[Opening TASK MATERIAL section]

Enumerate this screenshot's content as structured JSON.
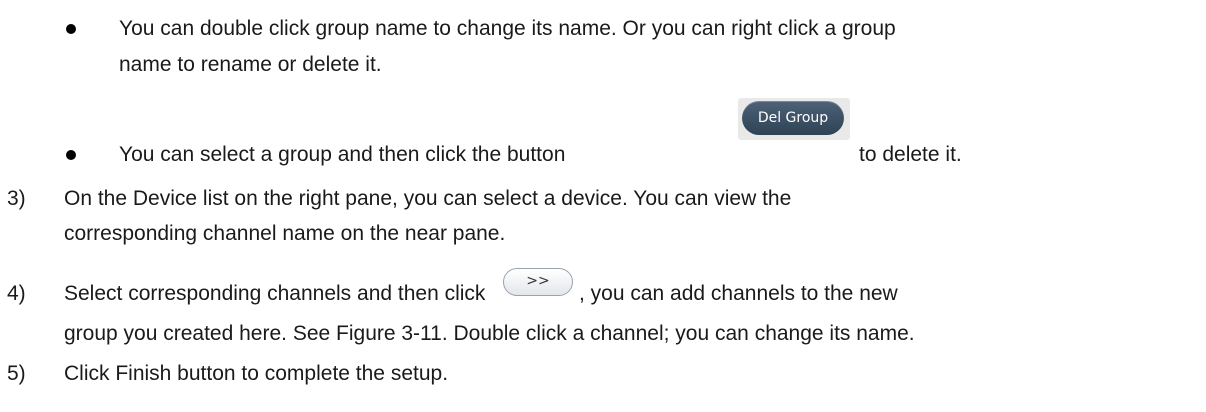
{
  "bullets": [
    {
      "line1": "You can double click group name to change its name. Or you can right click a group",
      "line2": "name to rename or delete it."
    },
    {
      "before": "You can select a group and then click the button",
      "after": "to delete it."
    }
  ],
  "buttons": {
    "del_group": "Del Group",
    "add_arrow": ">>"
  },
  "steps": [
    {
      "number": "3)",
      "line1": "On the Device list on the right pane, you can select a device. You can view the",
      "line2": "corresponding channel name on the near pane."
    },
    {
      "number": "4)",
      "before": "Select corresponding channels and then click",
      "after": ", you can add channels to the new",
      "line2": "group you created here. See Figure 3-11. Double click a channel; you can change its name."
    },
    {
      "number": "5)",
      "line1": "Click Finish button to complete the setup."
    }
  ]
}
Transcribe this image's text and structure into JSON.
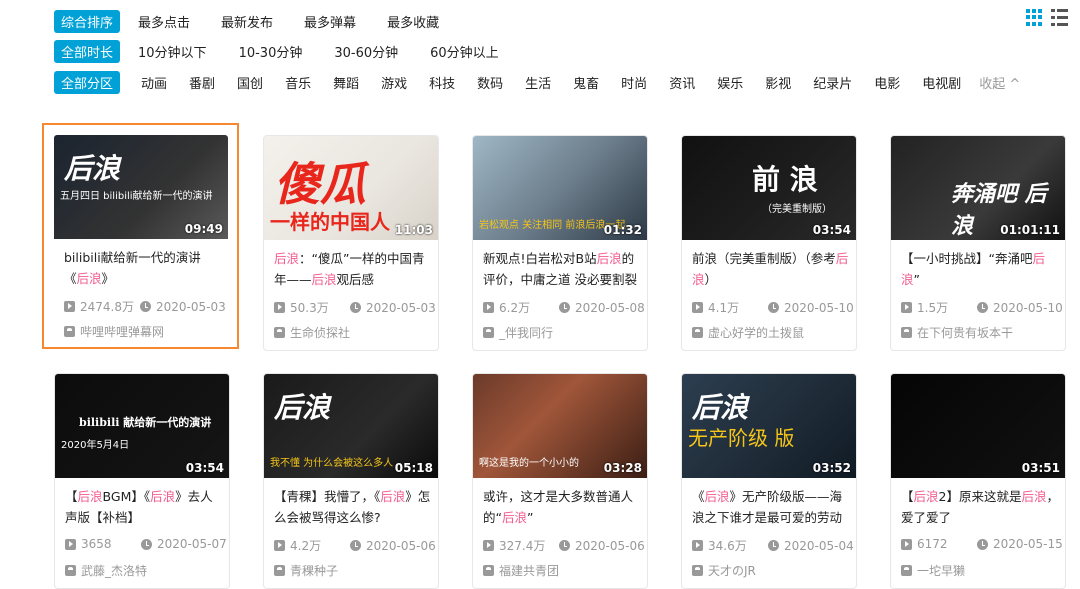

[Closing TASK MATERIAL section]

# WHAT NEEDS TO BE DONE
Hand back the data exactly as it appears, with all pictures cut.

# TASK RESPONSE
Enumerate this screenshot's content as structured JSON.
{
  "bullets": [
    {
      "line1": "You can double click group name to change its name. Or you can right click a group",
      "line2": "name to rename or delete it."
    },
    {
      "before": "You can select a group and then click the button",
      "after": "to delete it."
    }
  ],
  "buttons": {
    "del_group": "Del Group",
    "add_arrow": ">>"
  },
  "steps": [
    {
      "number": "3)",
      "line1": "On the Device list on the right pane, you can select a device. You can view the",
      "line2": "corresponding channel name on the near pane."
    },
    {
      "number": "4)",
      "before": "Select corresponding channels and then click",
      "after": ", you can add channels to the new",
      "line2": "group you created here. See Figure 3-11. Double click a channel; you can change its name."
    },
    {
      "number": "5)",
      "line1": "Click Finish button to complete the setup."
    }
  ]
}
Transcribe this image's text and structure into JSON.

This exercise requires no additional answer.